U.S. prosecutors have charged an Iranian-based hacker, Behzad Mesri, with penetrating the network of cable TV provider HBO and stealing episodes and plot summaries for unaired programs including “Game of Thrones,” then threatening to release the data unless he was paid $6 million.
UK pawnbroker Cash Converters revealed that it was the victim of a data breach that could have exposed sensitive data, including customer usernames, passwords, delivery addresses, financial data and other personal details after it sent emails to customers warning about the incident.
October’s macOS security update contained a fix for a vulnerability that was disclosed to Apple earlier this year. The vulnerability was in the tool system that checks for and fixes errors in devices formatted with the FAT filesystem, and is automatically invoked by macOS when a device using FAT is inserted.
In the past, on premise versions of security solutions were held up by long development cycles and significant regression periods. These delays prevented customers from getting improved methods of defense quickly and deployed to a data center, leaving them vulnerable to attacks.
Mac laptop and mini users often struggle to optimally use their computer’s memory or to keep their disk clean. Trend Micro’s Dr. Cleaner Pro can help your Mac perform at its best. Its powerful optimization tools can quickly free up memory and disk space.
Trend Micro’s Deep Security delivers multiple capabilities managed through a single connected dashboard with full visibility into leading environments like VMware, AWS, Microsoft Azure and Docker and is key for a modern threat defense solution allowing skilled resources to focus on business goals.
Mac versus PC, Apple versus Android. It’s a war that’s born a thousand memes, hundreds of advertising campaigns, and billions of search queries. In the security game, Apple have always had reasonable cause to be a little smug.
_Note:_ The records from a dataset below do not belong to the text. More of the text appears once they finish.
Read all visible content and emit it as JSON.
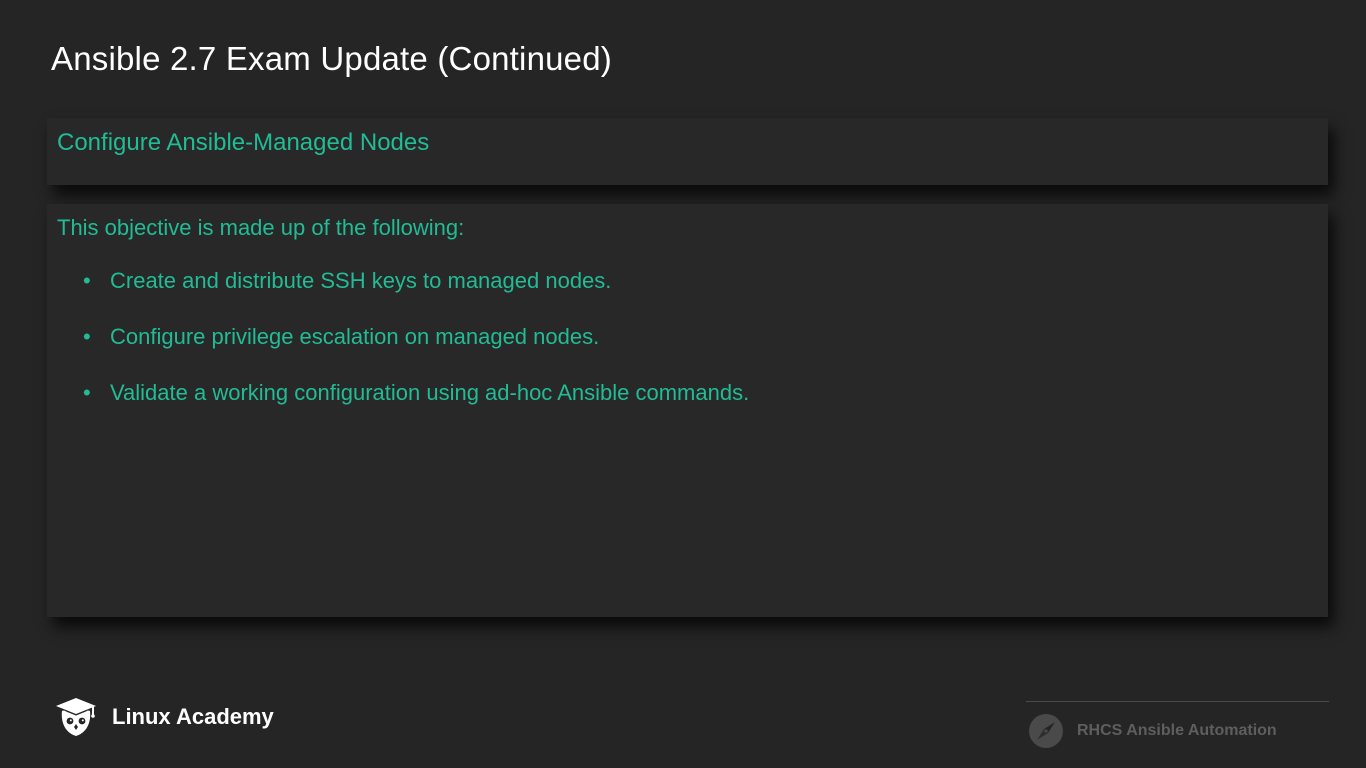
{
  "slide": {
    "title": "Ansible 2.7 Exam Update (Continued)"
  },
  "objective": {
    "title": "Configure Ansible-Managed Nodes",
    "intro": "This objective is made up of the following:",
    "items": [
      "Create and distribute SSH keys to managed nodes.",
      "Configure privilege escalation on managed nodes.",
      "Validate a working configuration using ad-hoc Ansible commands."
    ],
    "bullet": "•"
  },
  "footer": {
    "brand_name": "Linux Academy",
    "brand_icon": "owl-graduation-cap-icon",
    "course_name": "RHCS Ansible Automation",
    "course_icon": "compass-icon"
  },
  "colors": {
    "background": "#252525",
    "panel": "#282828",
    "accent": "#21bc96",
    "title": "#ffffff",
    "muted": "#5e5e5e"
  }
}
Please add your thoughts in the comments below or follow me on Twitter; @JonLClay.